• _Required action_:
Render every entry verbatim.

• _Supplied records_:

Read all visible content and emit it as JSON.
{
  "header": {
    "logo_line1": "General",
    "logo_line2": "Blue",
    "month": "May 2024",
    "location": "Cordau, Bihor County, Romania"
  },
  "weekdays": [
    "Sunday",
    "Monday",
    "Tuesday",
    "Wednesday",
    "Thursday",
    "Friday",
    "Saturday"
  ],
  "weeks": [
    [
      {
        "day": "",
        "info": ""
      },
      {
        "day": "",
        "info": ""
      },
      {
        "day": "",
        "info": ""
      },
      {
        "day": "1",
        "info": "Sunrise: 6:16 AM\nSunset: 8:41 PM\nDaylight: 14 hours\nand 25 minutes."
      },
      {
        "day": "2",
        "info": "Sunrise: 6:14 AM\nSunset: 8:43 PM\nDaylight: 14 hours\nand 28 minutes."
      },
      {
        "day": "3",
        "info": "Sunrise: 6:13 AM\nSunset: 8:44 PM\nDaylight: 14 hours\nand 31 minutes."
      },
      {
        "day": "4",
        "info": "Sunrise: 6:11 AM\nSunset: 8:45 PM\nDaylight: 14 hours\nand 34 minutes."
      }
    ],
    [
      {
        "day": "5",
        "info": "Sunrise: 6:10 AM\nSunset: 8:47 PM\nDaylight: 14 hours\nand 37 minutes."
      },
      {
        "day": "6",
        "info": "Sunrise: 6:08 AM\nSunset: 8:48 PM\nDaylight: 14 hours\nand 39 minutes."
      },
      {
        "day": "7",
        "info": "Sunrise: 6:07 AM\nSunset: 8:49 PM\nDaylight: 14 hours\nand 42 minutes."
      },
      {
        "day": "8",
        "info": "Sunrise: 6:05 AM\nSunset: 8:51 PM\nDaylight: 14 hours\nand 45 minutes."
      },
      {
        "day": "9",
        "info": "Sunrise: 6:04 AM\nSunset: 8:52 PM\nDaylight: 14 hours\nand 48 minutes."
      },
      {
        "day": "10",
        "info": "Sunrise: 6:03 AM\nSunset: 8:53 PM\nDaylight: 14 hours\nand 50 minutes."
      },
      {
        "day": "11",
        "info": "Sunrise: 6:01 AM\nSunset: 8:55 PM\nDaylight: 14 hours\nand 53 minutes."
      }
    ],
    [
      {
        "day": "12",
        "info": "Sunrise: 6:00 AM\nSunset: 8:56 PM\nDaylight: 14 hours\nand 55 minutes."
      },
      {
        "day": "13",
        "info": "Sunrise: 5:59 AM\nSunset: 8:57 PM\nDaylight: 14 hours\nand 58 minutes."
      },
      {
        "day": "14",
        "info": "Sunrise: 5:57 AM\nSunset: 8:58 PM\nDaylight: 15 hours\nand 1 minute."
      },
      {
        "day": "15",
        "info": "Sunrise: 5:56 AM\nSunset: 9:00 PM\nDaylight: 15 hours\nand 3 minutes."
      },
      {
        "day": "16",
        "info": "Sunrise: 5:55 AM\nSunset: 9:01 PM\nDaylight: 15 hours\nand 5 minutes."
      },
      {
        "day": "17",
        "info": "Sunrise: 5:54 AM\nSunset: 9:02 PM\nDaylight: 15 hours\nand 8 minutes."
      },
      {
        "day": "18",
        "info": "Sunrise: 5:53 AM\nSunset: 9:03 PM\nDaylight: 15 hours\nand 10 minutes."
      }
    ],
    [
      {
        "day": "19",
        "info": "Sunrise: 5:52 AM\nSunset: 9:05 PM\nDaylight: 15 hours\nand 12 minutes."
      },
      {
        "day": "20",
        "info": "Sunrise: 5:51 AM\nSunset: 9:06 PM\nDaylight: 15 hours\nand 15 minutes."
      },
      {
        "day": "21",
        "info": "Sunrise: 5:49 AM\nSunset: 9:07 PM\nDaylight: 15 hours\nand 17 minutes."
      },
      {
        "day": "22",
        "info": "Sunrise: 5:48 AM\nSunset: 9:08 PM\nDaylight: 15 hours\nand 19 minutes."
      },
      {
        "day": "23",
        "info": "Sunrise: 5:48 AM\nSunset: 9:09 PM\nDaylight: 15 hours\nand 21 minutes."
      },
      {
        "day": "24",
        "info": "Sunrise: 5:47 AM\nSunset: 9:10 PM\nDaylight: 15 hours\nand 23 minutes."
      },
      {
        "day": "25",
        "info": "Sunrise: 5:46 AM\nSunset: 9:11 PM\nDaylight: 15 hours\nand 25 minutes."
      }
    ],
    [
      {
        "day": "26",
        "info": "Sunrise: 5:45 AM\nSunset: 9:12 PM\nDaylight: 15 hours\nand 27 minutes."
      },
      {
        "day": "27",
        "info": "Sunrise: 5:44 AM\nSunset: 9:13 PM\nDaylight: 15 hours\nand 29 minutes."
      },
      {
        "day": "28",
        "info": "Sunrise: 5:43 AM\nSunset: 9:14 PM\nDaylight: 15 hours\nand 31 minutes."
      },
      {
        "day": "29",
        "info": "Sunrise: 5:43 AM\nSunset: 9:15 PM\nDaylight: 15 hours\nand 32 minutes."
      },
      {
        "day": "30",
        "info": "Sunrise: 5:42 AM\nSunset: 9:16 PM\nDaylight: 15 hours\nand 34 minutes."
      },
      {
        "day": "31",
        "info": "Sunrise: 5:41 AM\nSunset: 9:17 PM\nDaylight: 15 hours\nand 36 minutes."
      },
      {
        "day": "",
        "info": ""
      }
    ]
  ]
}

• _Answer below_:
Read all visible content and emit it as JSON.
{
  "header": {
    "logo_line1": "General",
    "logo_line2": "Blue",
    "month": "May 2024",
    "location": "Cordau, Bihor County, Romania"
  },
  "weekdays": [
    "Sunday",
    "Monday",
    "Tuesday",
    "Wednesday",
    "Thursday",
    "Friday",
    "Saturday"
  ],
  "weeks": [
    [
      {
        "day": "",
        "info": ""
      },
      {
        "day": "",
        "info": ""
      },
      {
        "day": "",
        "info": ""
      },
      {
        "day": "1",
        "info": "Sunrise: 6:16 AM\nSunset: 8:41 PM\nDaylight: 14 hours\nand 25 minutes."
      },
      {
        "day": "2",
        "info": "Sunrise: 6:14 AM\nSunset: 8:43 PM\nDaylight: 14 hours\nand 28 minutes."
      },
      {
        "day": "3",
        "info": "Sunrise: 6:13 AM\nSunset: 8:44 PM\nDaylight: 14 hours\nand 31 minutes."
      },
      {
        "day": "4",
        "info": "Sunrise: 6:11 AM\nSunset: 8:45 PM\nDaylight: 14 hours\nand 34 minutes."
      }
    ],
    [
      {
        "day": "5",
        "info": "Sunrise: 6:10 AM\nSunset: 8:47 PM\nDaylight: 14 hours\nand 37 minutes."
      },
      {
        "day": "6",
        "info": "Sunrise: 6:08 AM\nSunset: 8:48 PM\nDaylight: 14 hours\nand 39 minutes."
      },
      {
        "day": "7",
        "info": "Sunrise: 6:07 AM\nSunset: 8:49 PM\nDaylight: 14 hours\nand 42 minutes."
      },
      {
        "day": "8",
        "info": "Sunrise: 6:05 AM\nSunset: 8:51 PM\nDaylight: 14 hours\nand 45 minutes."
      },
      {
        "day": "9",
        "info": "Sunrise: 6:04 AM\nSunset: 8:52 PM\nDaylight: 14 hours\nand 48 minutes."
      },
      {
        "day": "10",
        "info": "Sunrise: 6:03 AM\nSunset: 8:53 PM\nDaylight: 14 hours\nand 50 minutes."
      },
      {
        "day": "11",
        "info": "Sunrise: 6:01 AM\nSunset: 8:55 PM\nDaylight: 14 hours\nand 53 minutes."
      }
    ],
    [
      {
        "day": "12",
        "info": "Sunrise: 6:00 AM\nSunset: 8:56 PM\nDaylight: 14 hours\nand 55 minutes."
      },
      {
        "day": "13",
        "info": "Sunrise: 5:59 AM\nSunset: 8:57 PM\nDaylight: 14 hours\nand 58 minutes."
      },
      {
        "day": "14",
        "info": "Sunrise: 5:57 AM\nSunset: 8:58 PM\nDaylight: 15 hours\nand 1 minute."
      },
      {
        "day": "15",
        "info": "Sunrise: 5:56 AM\nSunset: 9:00 PM\nDaylight: 15 hours\nand 3 minutes."
      },
      {
        "day": "16",
        "info": "Sunrise: 5:55 AM\nSunset: 9:01 PM\nDaylight: 15 hours\nand 5 minutes."
      },
      {
        "day": "17",
        "info": "Sunrise: 5:54 AM\nSunset: 9:02 PM\nDaylight: 15 hours\nand 8 minutes."
      },
      {
        "day": "18",
        "info": "Sunrise: 5:53 AM\nSunset: 9:03 PM\nDaylight: 15 hours\nand 10 minutes."
      }
    ],
    [
      {
        "day": "19",
        "info": "Sunrise: 5:52 AM\nSunset: 9:05 PM\nDaylight: 15 hours\nand 12 minutes."
      },
      {
        "day": "20",
        "info": "Sunrise: 5:51 AM\nSunset: 9:06 PM\nDaylight: 15 hours\nand 15 minutes."
      },
      {
        "day": "21",
        "info": "Sunrise: 5:49 AM\nSunset: 9:07 PM\nDaylight: 15 hours\nand 17 minutes."
      },
      {
        "day": "22",
        "info": "Sunrise: 5:48 AM\nSunset: 9:08 PM\nDaylight: 15 hours\nand 19 minutes."
      },
      {
        "day": "23",
        "info": "Sunrise: 5:48 AM\nSunset: 9:09 PM\nDaylight: 15 hours\nand 21 minutes."
      },
      {
        "day": "24",
        "info": "Sunrise: 5:47 AM\nSunset: 9:10 PM\nDaylight: 15 hours\nand 23 minutes."
      },
      {
        "day": "25",
        "info": "Sunrise: 5:46 AM\nSunset: 9:11 PM\nDaylight: 15 hours\nand 25 minutes."
      }
    ],
    [
      {
        "day": "26",
        "info": "Sunrise: 5:45 AM\nSunset: 9:12 PM\nDaylight: 15 hours\nand 27 minutes."
      },
      {
        "day": "27",
        "info": "Sunrise: 5:44 AM\nSunset: 9:13 PM\nDaylight: 15 hours\nand 29 minutes."
      },
      {
        "day": "28",
        "info": "Sunrise: 5:43 AM\nSunset: 9:14 PM\nDaylight: 15 hours\nand 31 minutes."
      },
      {
        "day": "29",
        "info": "Sunrise: 5:43 AM\nSunset: 9:15 PM\nDaylight: 15 hours\nand 32 minutes."
      },
      {
        "day": "30",
        "info": "Sunrise: 5:42 AM\nSunset: 9:16 PM\nDaylight: 15 hours\nand 34 minutes."
      },
      {
        "day": "31",
        "info": "Sunrise: 5:41 AM\nSunset: 9:17 PM\nDaylight: 15 hours\nand 36 minutes."
      },
      {
        "day": "",
        "info": ""
      }
    ]
  ]
}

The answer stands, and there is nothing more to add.